§ DATA LISTING:

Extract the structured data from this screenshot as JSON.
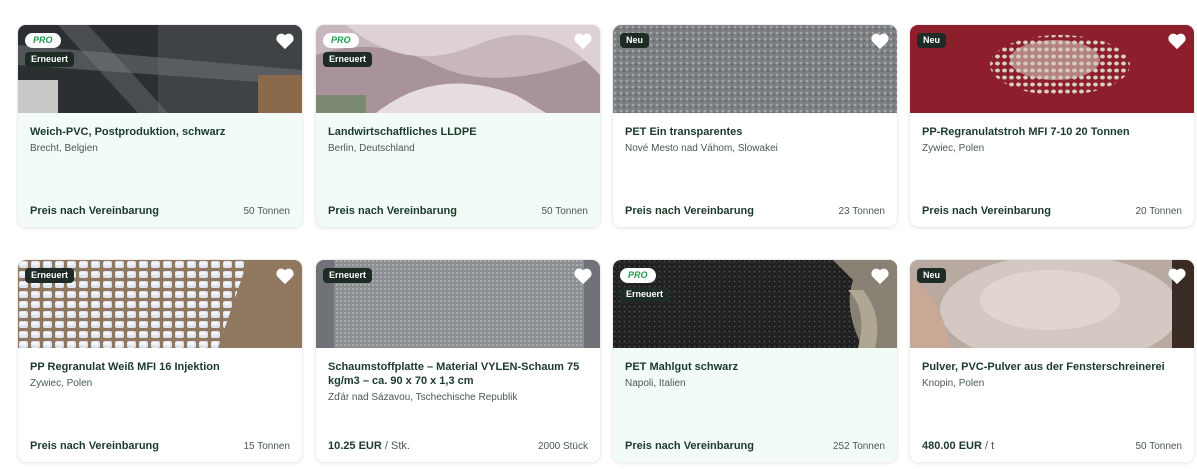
{
  "listings": [
    {
      "pro_label": "PRO",
      "status_label": "Erneuert",
      "title": "Weich-PVC, Postproduktion, schwarz",
      "location": "Brecht, Belgien",
      "price": "Preis nach Vereinbarung",
      "price_unit": "",
      "quantity": "50 Tonnen",
      "image_colors": [
        "#3a3d3f",
        "#6f7578"
      ]
    },
    {
      "pro_label": "PRO",
      "status_label": "Erneuert",
      "title": "Landwirtschaftliches LLDPE",
      "location": "Berlin, Deutschland",
      "price": "Preis nach Vereinbarung",
      "price_unit": "",
      "quantity": "50 Tonnen",
      "image_colors": [
        "#b9a5ad",
        "#d9ccd2"
      ]
    },
    {
      "pro_label": "",
      "status_label": "Neu",
      "title": "PET Ein transparentes",
      "location": "Nové Mesto nad Váhom, Slowakei",
      "price": "Preis nach Vereinbarung",
      "price_unit": "",
      "quantity": "23 Tonnen",
      "image_colors": [
        "#6b6e70",
        "#9a9c9d"
      ]
    },
    {
      "pro_label": "",
      "status_label": "Neu",
      "title": "PP-Regranulatstroh MFI 7-10 20 Tonnen",
      "location": "Żywiec, Polen",
      "price": "Preis nach Vereinbarung",
      "price_unit": "",
      "quantity": "20 Tonnen",
      "image_colors": [
        "#8a1f2a",
        "#d8cfc2"
      ]
    },
    {
      "pro_label": "",
      "status_label": "Erneuert",
      "title": "PP Regranulat Weiß MFI 16 Injektion",
      "location": "Żywiec, Polen",
      "price": "Preis nach Vereinbarung",
      "price_unit": "",
      "quantity": "15 Tonnen",
      "image_colors": [
        "#8a6a4c",
        "#dfe6ef"
      ]
    },
    {
      "pro_label": "",
      "status_label": "Erneuert",
      "title": "Schaumstoffplatte – Material VYLEN-Schaum 75 kg/m3 – ca. 90 x 70 x 1,3 cm",
      "location": "Žďár nad Sázavou, Tschechische Republik",
      "price": "10.25 EUR",
      "price_unit": " / Stk.",
      "quantity": "2000 Stück",
      "image_colors": [
        "#7d8084",
        "#a9abae"
      ]
    },
    {
      "pro_label": "PRO",
      "status_label": "Erneuert",
      "title": "PET Mahlgut schwarz",
      "location": "Napoli, Italien",
      "price": "Preis nach Vereinbarung",
      "price_unit": "",
      "quantity": "252 Tonnen",
      "image_colors": [
        "#262626",
        "#8a8175"
      ]
    },
    {
      "pro_label": "",
      "status_label": "Neu",
      "title": "Pulver, PVC-Pulver aus der Fensterschreinerei",
      "location": "Knopin, Polen",
      "price": "480.00 EUR",
      "price_unit": " / t",
      "quantity": "50 Tonnen",
      "image_colors": [
        "#b3a59c",
        "#d8cdc6"
      ]
    }
  ]
}
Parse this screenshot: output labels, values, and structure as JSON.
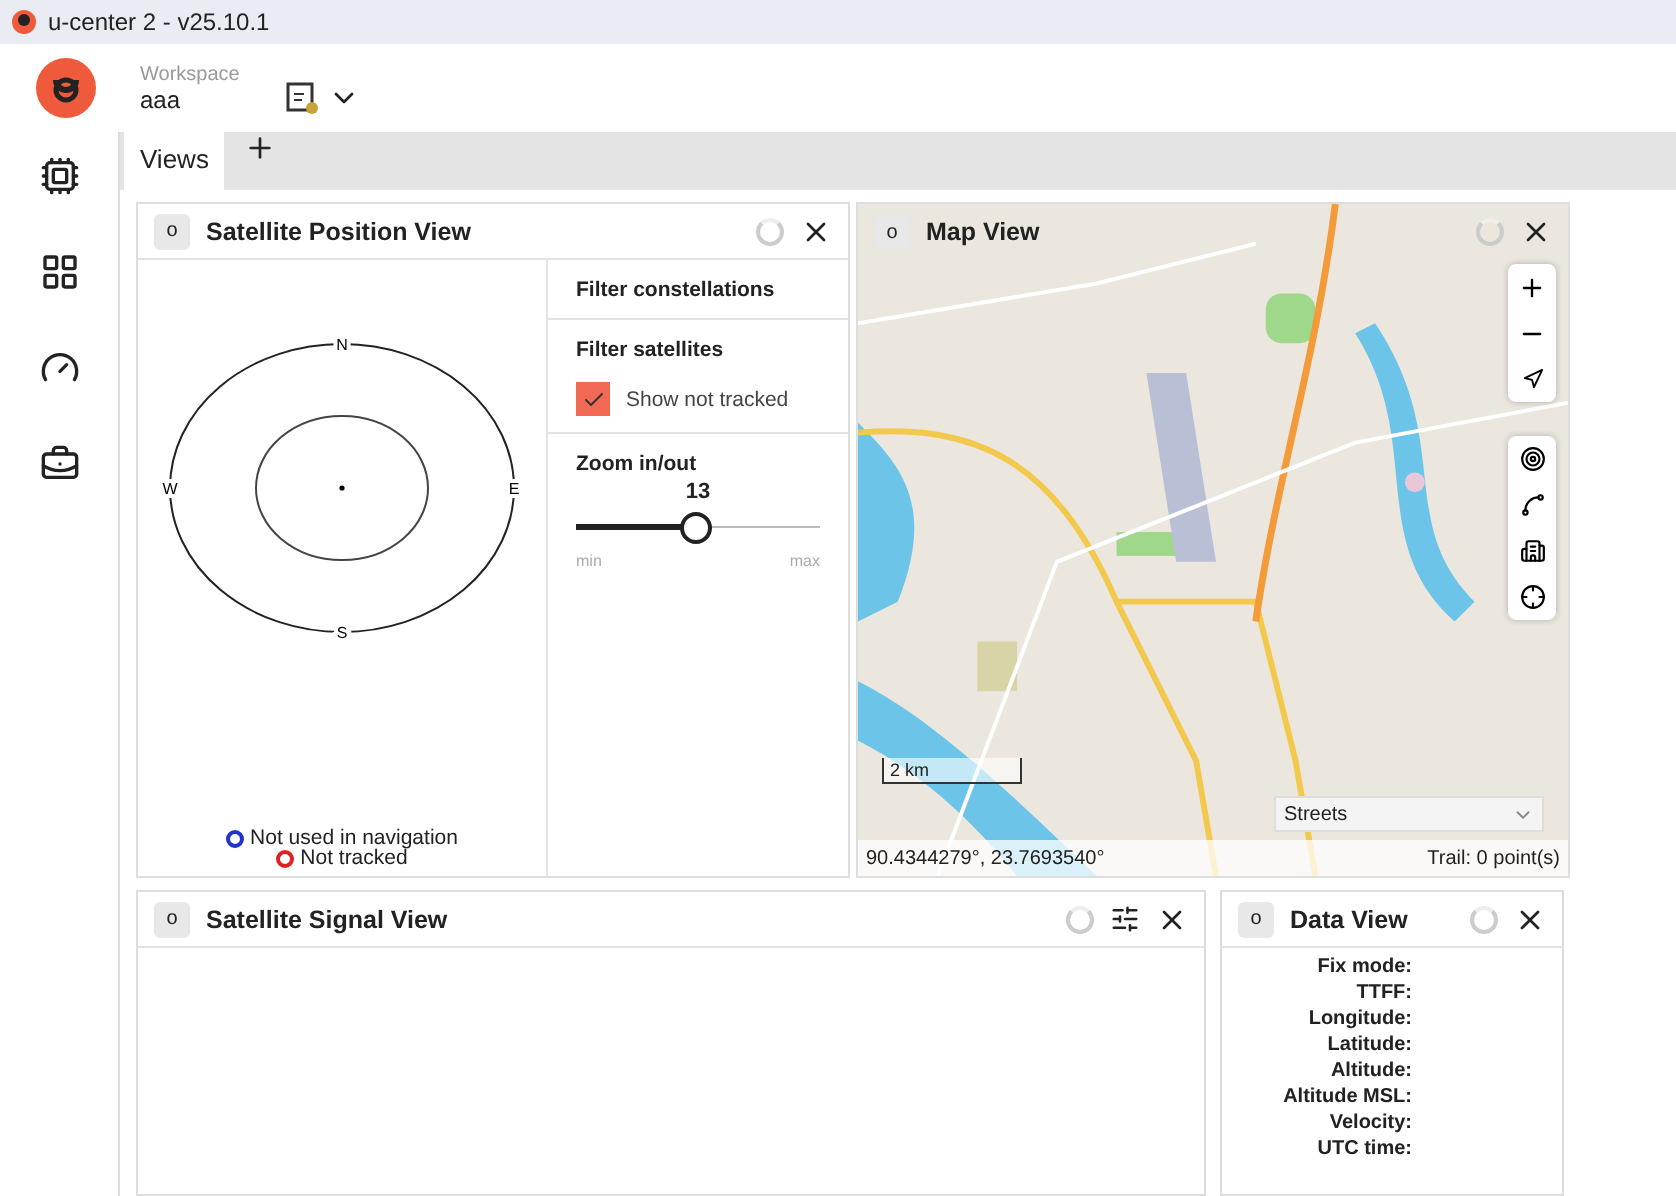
{
  "window": {
    "title": "u-center 2 - v25.10.1"
  },
  "workspace": {
    "label": "Workspace",
    "name": "aaa"
  },
  "tabs": [
    {
      "label": "Views",
      "selected": true
    }
  ],
  "position_view": {
    "badge": "o",
    "title": "Satellite Position View",
    "compass": {
      "n": "N",
      "e": "E",
      "s": "S",
      "w": "W"
    },
    "legend": [
      {
        "label": "Not used in navigation",
        "color": "#2233cc"
      },
      {
        "label": "Not tracked",
        "color": "#e02020"
      }
    ],
    "filters": [
      {
        "heading": "Filter constellations"
      },
      {
        "heading": "Filter satellites",
        "option": {
          "label": "Show not tracked",
          "checked": true
        }
      }
    ],
    "zoom": {
      "label": "Zoom in/out",
      "value": "13",
      "level": 0.49,
      "min": "min",
      "max": "max"
    }
  },
  "map_view": {
    "badge": "o",
    "title": "Map View",
    "scale": "2 km",
    "style": "Streets",
    "coordinates": "90.4344279°, 23.7693540°",
    "trail": "Trail: 0 point(s)"
  },
  "signal_view": {
    "badge": "o",
    "title": "Satellite Signal View"
  },
  "data_view": {
    "badge": "o",
    "title": "Data View",
    "fields": [
      "Fix mode:",
      "TTFF:",
      "Longitude:",
      "Latitude:",
      "Altitude:",
      "Altitude MSL:",
      "Velocity:",
      "UTC time:"
    ]
  }
}
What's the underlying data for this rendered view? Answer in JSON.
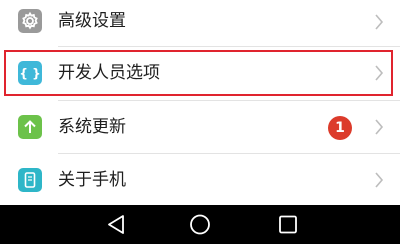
{
  "settings": {
    "items": [
      {
        "label": "高级设置",
        "icon": "gear-icon",
        "icon_color": "#9a9a9a"
      },
      {
        "label": "开发人员选项",
        "icon": "braces-icon",
        "icon_color": "#3fb8d9"
      },
      {
        "label": "系统更新",
        "icon": "arrow-up-icon",
        "icon_color": "#6cc24a",
        "badge": "1"
      },
      {
        "label": "关于手机",
        "icon": "phone-info-icon",
        "icon_color": "#2eb6c8"
      }
    ],
    "highlighted_item": "开发人员选项",
    "highlight_color": "#e0242e",
    "badge_color": "#dc3b2b"
  },
  "navbar": {
    "buttons": [
      "back-icon",
      "home-icon",
      "recent-apps-icon"
    ]
  }
}
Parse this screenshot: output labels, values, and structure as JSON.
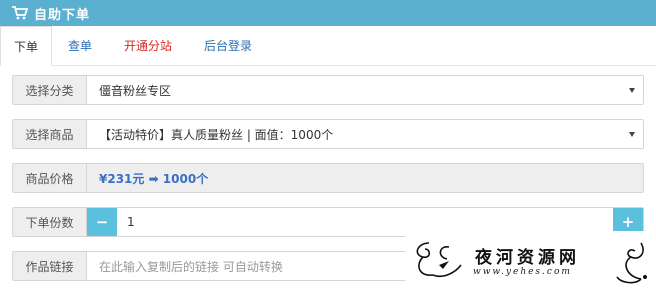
{
  "header": {
    "title": "自助下单",
    "icon": "cart-icon",
    "background": "#5bb0cf"
  },
  "tabs": [
    {
      "label": "下单",
      "active": true
    },
    {
      "label": "查单"
    },
    {
      "label": "开通分站",
      "color": "#d9281e"
    },
    {
      "label": "后台登录"
    }
  ],
  "form": {
    "category": {
      "label": "选择分类",
      "value": "僵音粉丝专区"
    },
    "product": {
      "label": "选择商品",
      "value": "【活动特价】真人质量粉丝 | 面值：1000个"
    },
    "price": {
      "label": "商品价格",
      "value": "¥231元 ➡ 1000个"
    },
    "quantity": {
      "label": "下单份数",
      "minus": "−",
      "value": "1",
      "plus": "+"
    },
    "link": {
      "label": "作品链接",
      "placeholder": "在此输入复制后的链接 可自动转换"
    }
  },
  "watermark": {
    "text": "夜河资源网",
    "sub": "www.yehes.com"
  }
}
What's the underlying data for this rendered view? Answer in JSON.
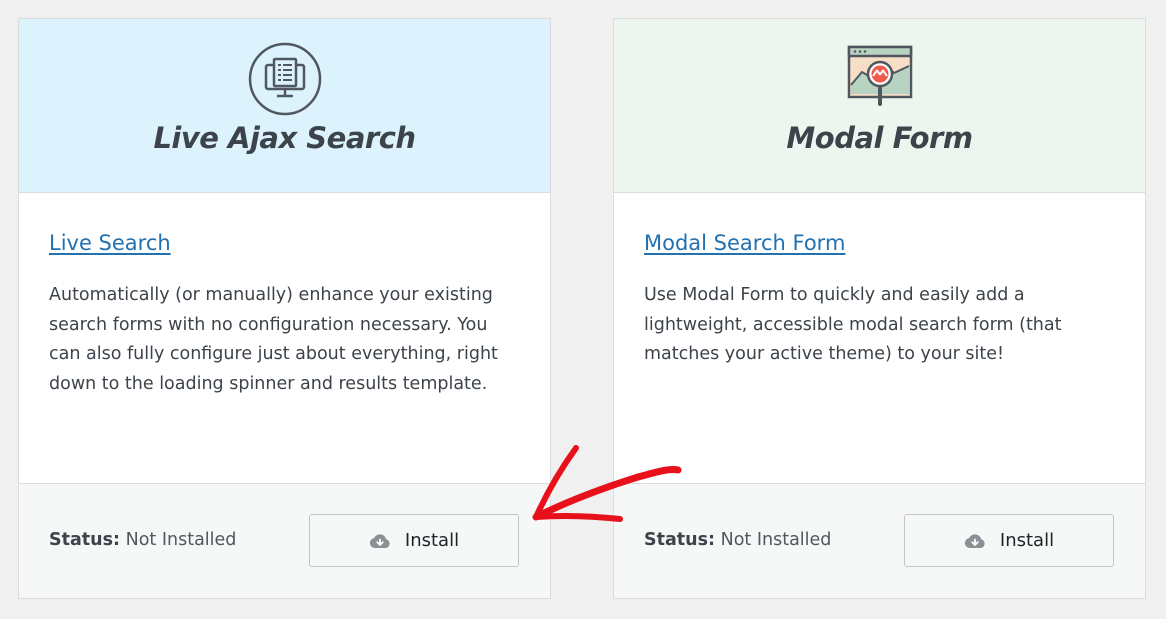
{
  "cards": [
    {
      "header_title": "Live Ajax Search",
      "header_color": "#dcf2fc",
      "icon": "document-search-icon",
      "link_label": "Live Search",
      "description": "Automatically (or manually) enhance your existing search forms with no configuration necessary. You can also fully configure just about everything, right down to the loading spinner and results template.",
      "status_label": "Status:",
      "status_value": "Not Installed",
      "button_label": "Install",
      "button_icon": "cloud-download-icon"
    },
    {
      "header_title": "Modal Form",
      "header_color": "#ecf6ee",
      "icon": "browser-magnifier-icon",
      "link_label": "Modal Search Form",
      "description": "Use Modal Form to quickly and easily add a lightweight, accessible modal search form (that matches your active theme) to your site!",
      "status_label": "Status:",
      "status_value": "Not Installed",
      "button_label": "Install",
      "button_icon": "cloud-download-icon"
    }
  ],
  "annotation": {
    "type": "red-arrow-pointing-left",
    "color": "#e8101a"
  },
  "colors": {
    "link": "#2271b1",
    "page_background": "#f0f0f1"
  }
}
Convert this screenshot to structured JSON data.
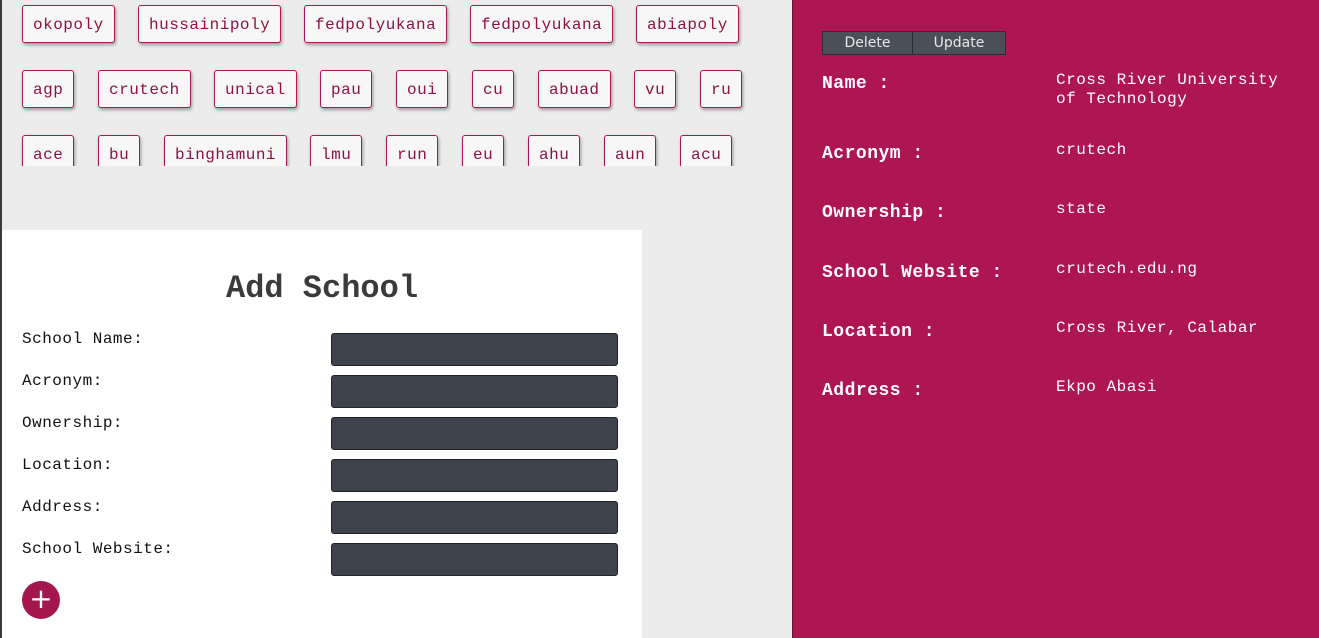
{
  "schools": {
    "row1": [
      "okopoly",
      "hussainipoly",
      "fedpolyukana",
      "fedpolyukana",
      "abiapoly"
    ],
    "row2": [
      "agp",
      "crutech",
      "unical",
      "pau",
      "oui",
      "cu",
      "abuad",
      "vu",
      "ru"
    ],
    "row3": [
      "ace",
      "bu",
      "binghamuni",
      "lmu",
      "run",
      "eu",
      "ahu",
      "aun",
      "acu"
    ]
  },
  "form": {
    "title": "Add School",
    "fields": [
      {
        "label": "School Name:",
        "value": ""
      },
      {
        "label": "Acronym:",
        "value": ""
      },
      {
        "label": "Ownership:",
        "value": ""
      },
      {
        "label": "Location:",
        "value": ""
      },
      {
        "label": "Address:",
        "value": ""
      },
      {
        "label": "School Website:",
        "value": ""
      }
    ],
    "add_button": "+"
  },
  "detail": {
    "delete_label": "Delete",
    "update_label": "Update",
    "rows": [
      {
        "label": "Name :",
        "value": "Cross River University of Technology"
      },
      {
        "label": "Acronym :",
        "value": "crutech"
      },
      {
        "label": "Ownership :",
        "value": "state"
      },
      {
        "label": "School Website :",
        "value": "crutech.edu.ng"
      },
      {
        "label": "Location :",
        "value": "Cross River, Calabar"
      },
      {
        "label": "Address :",
        "value": "Ekpo Abasi"
      }
    ]
  },
  "colors": {
    "accent": "#ad1553",
    "input_bg": "#3d424c",
    "page_bg": "#ececec"
  }
}
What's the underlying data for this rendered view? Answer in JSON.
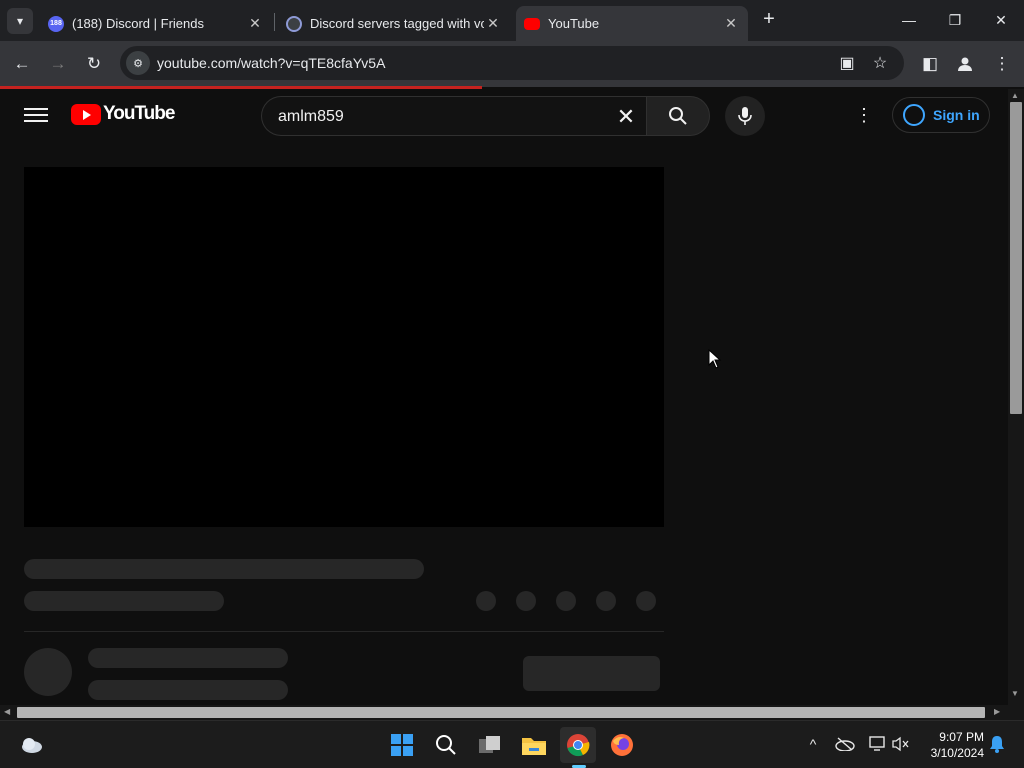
{
  "browser": {
    "tabs": [
      {
        "title": "(188) Discord | Friends",
        "badge": "188",
        "favicon": "discord-icon"
      },
      {
        "title": "Discord servers tagged with vo",
        "favicon": "disboard-icon"
      },
      {
        "title": "YouTube",
        "favicon": "youtube-icon",
        "active": true
      }
    ],
    "url": "youtube.com/watch?v=qTE8cfaYv5A",
    "colors": {
      "loading_bar": "#c5221f",
      "accent": "#3ea6ff"
    }
  },
  "youtube": {
    "logo_text": "YouTube",
    "search_query": "amlm859",
    "sign_in_label": "Sign in"
  },
  "taskbar": {
    "time": "9:07 PM",
    "date": "3/10/2024",
    "apps": [
      "windows-start",
      "search",
      "task-view",
      "file-explorer",
      "chrome",
      "firefox"
    ]
  }
}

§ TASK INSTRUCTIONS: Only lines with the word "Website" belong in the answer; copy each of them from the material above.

§ ANSWER SECTION:
        "label": "School Website:",
        "label": "School Website :",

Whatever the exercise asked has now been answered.